    The promotion starts Tuesday, August 13th, 2019 and will end on Friday, August 16th, 2019

    We'll be selecting four random posters in this forum to win a free copy of the book provided by the publisher, Manning.


    Image from https://m.media-amazon.com

    Please see the Book Promotion page to ensure your best chances at winning!

    Posts in this welcome thread are not eligible for the drawing, and should be reserved for welcoming the author. Questions posted in this topic are subject to removal.
    This week, we're delighted to have Cornelia Davis helping to answer questions about the new book Cloud Native Patterns.


    The promotion starts Tuesday, August 13th, 2019 and will end on Friday, August 16th, 2019

    We'll be selecting four random posters in this forum to win a free copy of the book provided by the publisher, Manning.


    Image from https://m.media-amazon.com

    Please see the Book Promotion page to ensure your best chances at winning!

    Posts in this welcome thread are not eligible for the drawing, and should be reserved for welcoming the author. Questions posted in this topic are subject to removal.

    Tim Cooke wrote:It's now on my list to be refactored out.

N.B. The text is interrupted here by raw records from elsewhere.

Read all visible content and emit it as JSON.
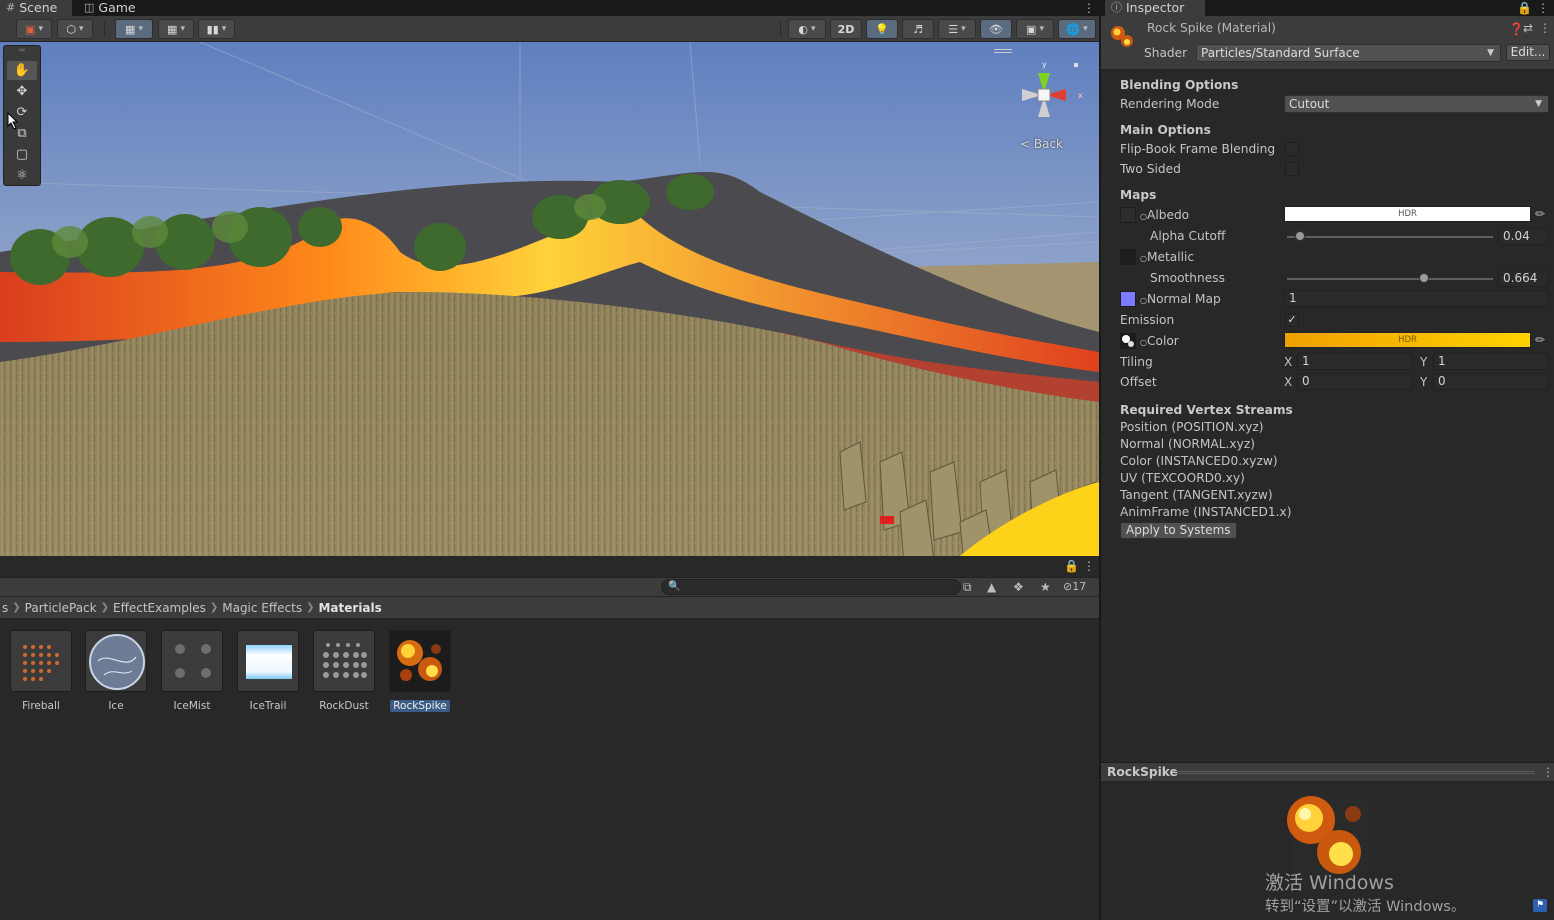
{
  "tabs": {
    "scene": "Scene",
    "game": "Game",
    "inspector": "Inspector"
  },
  "scene_toolbar": {
    "mode_2d": "2D"
  },
  "gizmo": {
    "axis_y": "y",
    "axis_x": "x",
    "view_label": "< Back"
  },
  "project": {
    "search_placeholder": "",
    "hidden_count": "17",
    "breadcrumb": [
      "s",
      "ParticlePack",
      "EffectExamples",
      "Magic Effects",
      "Materials"
    ],
    "assets": [
      {
        "name": "Fireball"
      },
      {
        "name": "Ice"
      },
      {
        "name": "IceMist"
      },
      {
        "name": "IceTrail"
      },
      {
        "name": "RockDust"
      },
      {
        "name": "RockSpike"
      }
    ]
  },
  "inspector": {
    "title": "Rock Spike (Material)",
    "shader_label": "Shader",
    "shader_value": "Particles/Standard Surface",
    "edit_button": "Edit...",
    "blending_header": "Blending Options",
    "rendering_mode_label": "Rendering Mode",
    "rendering_mode_value": "Cutout",
    "main_header": "Main Options",
    "flipbook_label": "Flip-Book Frame Blending",
    "two_sided_label": "Two Sided",
    "maps_header": "Maps",
    "albedo_label": "Albedo",
    "hdr_tag": "HDR",
    "alpha_cutoff_label": "Alpha Cutoff",
    "alpha_cutoff_value": "0.04",
    "alpha_cutoff_fraction": 0.04,
    "metallic_label": "Metallic",
    "smoothness_label": "Smoothness",
    "smoothness_value": "0.664",
    "smoothness_fraction": 0.664,
    "normal_map_label": "Normal Map",
    "normal_map_value": "1",
    "emission_label": "Emission",
    "color_label": "Color",
    "tiling_label": "Tiling",
    "offset_label": "Offset",
    "x": "X",
    "y": "Y",
    "tiling_x": "1",
    "tiling_y": "1",
    "offset_x": "0",
    "offset_y": "0",
    "streams_header": "Required Vertex Streams",
    "streams": [
      "Position (POSITION.xyz)",
      "Normal (NORMAL.xyz)",
      "Color (INSTANCED0.xyzw)",
      "UV (TEXCOORD0.xy)",
      "Tangent (TANGENT.xyzw)",
      "AnimFrame (INSTANCED1.x)"
    ],
    "apply_button": "Apply to Systems",
    "preview_title": "RockSpike"
  },
  "colors": {
    "albedo": "#ffffff",
    "emission_start": "#f0a000",
    "emission_end": "#ffd200",
    "normal_swatch": "#7b7bff",
    "selection": "#3d5b87"
  },
  "watermark": {
    "line1": "激活 Windows",
    "line2": "转到“设置”以激活 Windows。"
  }
}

    An update: Project Lombok has been removed from our codebase many weeks ago and nobody has missed it.
    2 weeks ago
    In my experience of working with very high performance systems, if you've got garbage problems then calling gc() is not even close to a solution.
    1 month ago